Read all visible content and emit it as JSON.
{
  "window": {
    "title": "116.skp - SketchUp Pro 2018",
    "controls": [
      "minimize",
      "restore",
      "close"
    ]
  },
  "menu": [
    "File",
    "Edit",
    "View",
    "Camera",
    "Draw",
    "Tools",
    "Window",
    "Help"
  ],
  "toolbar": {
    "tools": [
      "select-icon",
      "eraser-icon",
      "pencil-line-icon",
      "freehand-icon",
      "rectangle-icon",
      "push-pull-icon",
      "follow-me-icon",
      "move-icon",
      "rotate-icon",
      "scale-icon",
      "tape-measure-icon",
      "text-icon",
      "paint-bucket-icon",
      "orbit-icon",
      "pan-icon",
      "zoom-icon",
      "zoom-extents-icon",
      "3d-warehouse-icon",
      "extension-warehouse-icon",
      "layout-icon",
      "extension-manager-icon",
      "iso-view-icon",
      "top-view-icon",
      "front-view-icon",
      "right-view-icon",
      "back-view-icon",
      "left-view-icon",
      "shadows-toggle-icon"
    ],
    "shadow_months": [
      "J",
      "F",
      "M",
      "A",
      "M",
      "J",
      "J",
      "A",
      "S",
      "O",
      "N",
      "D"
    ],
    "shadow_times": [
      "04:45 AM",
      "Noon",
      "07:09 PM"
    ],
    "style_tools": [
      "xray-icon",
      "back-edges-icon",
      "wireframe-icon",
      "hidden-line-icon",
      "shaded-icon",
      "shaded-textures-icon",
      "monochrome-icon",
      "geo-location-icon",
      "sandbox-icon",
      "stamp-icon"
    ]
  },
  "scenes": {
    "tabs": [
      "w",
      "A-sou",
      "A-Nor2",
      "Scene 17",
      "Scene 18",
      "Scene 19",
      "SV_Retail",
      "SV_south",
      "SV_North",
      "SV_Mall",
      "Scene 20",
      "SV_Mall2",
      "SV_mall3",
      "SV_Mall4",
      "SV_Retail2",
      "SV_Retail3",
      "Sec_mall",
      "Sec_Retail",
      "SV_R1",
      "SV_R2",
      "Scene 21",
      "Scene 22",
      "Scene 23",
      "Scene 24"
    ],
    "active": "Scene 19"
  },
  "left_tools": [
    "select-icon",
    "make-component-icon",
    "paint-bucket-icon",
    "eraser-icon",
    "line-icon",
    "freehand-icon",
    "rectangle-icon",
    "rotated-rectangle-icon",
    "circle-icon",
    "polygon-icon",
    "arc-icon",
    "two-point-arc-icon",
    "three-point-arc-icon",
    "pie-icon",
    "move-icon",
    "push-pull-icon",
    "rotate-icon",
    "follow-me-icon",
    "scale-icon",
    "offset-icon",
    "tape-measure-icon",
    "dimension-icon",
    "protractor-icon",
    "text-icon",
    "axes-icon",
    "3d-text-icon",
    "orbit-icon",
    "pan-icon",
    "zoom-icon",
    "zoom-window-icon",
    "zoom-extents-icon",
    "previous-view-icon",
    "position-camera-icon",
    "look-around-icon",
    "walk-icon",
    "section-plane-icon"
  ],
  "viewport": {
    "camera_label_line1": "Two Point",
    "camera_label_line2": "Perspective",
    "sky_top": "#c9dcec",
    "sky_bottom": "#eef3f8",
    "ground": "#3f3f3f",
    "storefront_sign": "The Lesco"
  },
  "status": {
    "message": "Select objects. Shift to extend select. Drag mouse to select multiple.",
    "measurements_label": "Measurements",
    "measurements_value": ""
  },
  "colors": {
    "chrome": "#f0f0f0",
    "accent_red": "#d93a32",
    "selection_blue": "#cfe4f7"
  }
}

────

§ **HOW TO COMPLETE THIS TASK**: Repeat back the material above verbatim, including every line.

§ **RESPONSE TO THE EXERCISE**:
Read all visible content and emit it as JSON.
{
  "window": {
    "title": "116.skp - SketchUp Pro 2018",
    "controls": [
      "minimize",
      "restore",
      "close"
    ]
  },
  "menu": [
    "File",
    "Edit",
    "View",
    "Camera",
    "Draw",
    "Tools",
    "Window",
    "Help"
  ],
  "toolbar": {
    "tools": [
      "select-icon",
      "eraser-icon",
      "pencil-line-icon",
      "freehand-icon",
      "rectangle-icon",
      "push-pull-icon",
      "follow-me-icon",
      "move-icon",
      "rotate-icon",
      "scale-icon",
      "tape-measure-icon",
      "text-icon",
      "paint-bucket-icon",
      "orbit-icon",
      "pan-icon",
      "zoom-icon",
      "zoom-extents-icon",
      "3d-warehouse-icon",
      "extension-warehouse-icon",
      "layout-icon",
      "extension-manager-icon",
      "iso-view-icon",
      "top-view-icon",
      "front-view-icon",
      "right-view-icon",
      "back-view-icon",
      "left-view-icon",
      "shadows-toggle-icon"
    ],
    "shadow_months": [
      "J",
      "F",
      "M",
      "A",
      "M",
      "J",
      "J",
      "A",
      "S",
      "O",
      "N",
      "D"
    ],
    "shadow_times": [
      "04:45 AM",
      "Noon",
      "07:09 PM"
    ],
    "style_tools": [
      "xray-icon",
      "back-edges-icon",
      "wireframe-icon",
      "hidden-line-icon",
      "shaded-icon",
      "shaded-textures-icon",
      "monochrome-icon",
      "geo-location-icon",
      "sandbox-icon",
      "stamp-icon"
    ]
  },
  "scenes": {
    "tabs": [
      "w",
      "A-sou",
      "A-Nor2",
      "Scene 17",
      "Scene 18",
      "Scene 19",
      "SV_Retail",
      "SV_south",
      "SV_North",
      "SV_Mall",
      "Scene 20",
      "SV_Mall2",
      "SV_mall3",
      "SV_Mall4",
      "SV_Retail2",
      "SV_Retail3",
      "Sec_mall",
      "Sec_Retail",
      "SV_R1",
      "SV_R2",
      "Scene 21",
      "Scene 22",
      "Scene 23",
      "Scene 24"
    ],
    "active": "Scene 19"
  },
  "left_tools": [
    "select-icon",
    "make-component-icon",
    "paint-bucket-icon",
    "eraser-icon",
    "line-icon",
    "freehand-icon",
    "rectangle-icon",
    "rotated-rectangle-icon",
    "circle-icon",
    "polygon-icon",
    "arc-icon",
    "two-point-arc-icon",
    "three-point-arc-icon",
    "pie-icon",
    "move-icon",
    "push-pull-icon",
    "rotate-icon",
    "follow-me-icon",
    "scale-icon",
    "offset-icon",
    "tape-measure-icon",
    "dimension-icon",
    "protractor-icon",
    "text-icon",
    "axes-icon",
    "3d-text-icon",
    "orbit-icon",
    "pan-icon",
    "zoom-icon",
    "zoom-window-icon",
    "zoom-extents-icon",
    "previous-view-icon",
    "position-camera-icon",
    "look-around-icon",
    "walk-icon",
    "section-plane-icon"
  ],
  "viewport": {
    "camera_label_line1": "Two Point",
    "camera_label_line2": "Perspective",
    "sky_top": "#c9dcec",
    "sky_bottom": "#eef3f8",
    "ground": "#3f3f3f",
    "storefront_sign": "The Lesco"
  },
  "status": {
    "message": "Select objects. Shift to extend select. Drag mouse to select multiple.",
    "measurements_label": "Measurements",
    "measurements_value": ""
  },
  "colors": {
    "chrome": "#f0f0f0",
    "accent_red": "#d93a32",
    "selection_blue": "#cfe4f7"
  }
}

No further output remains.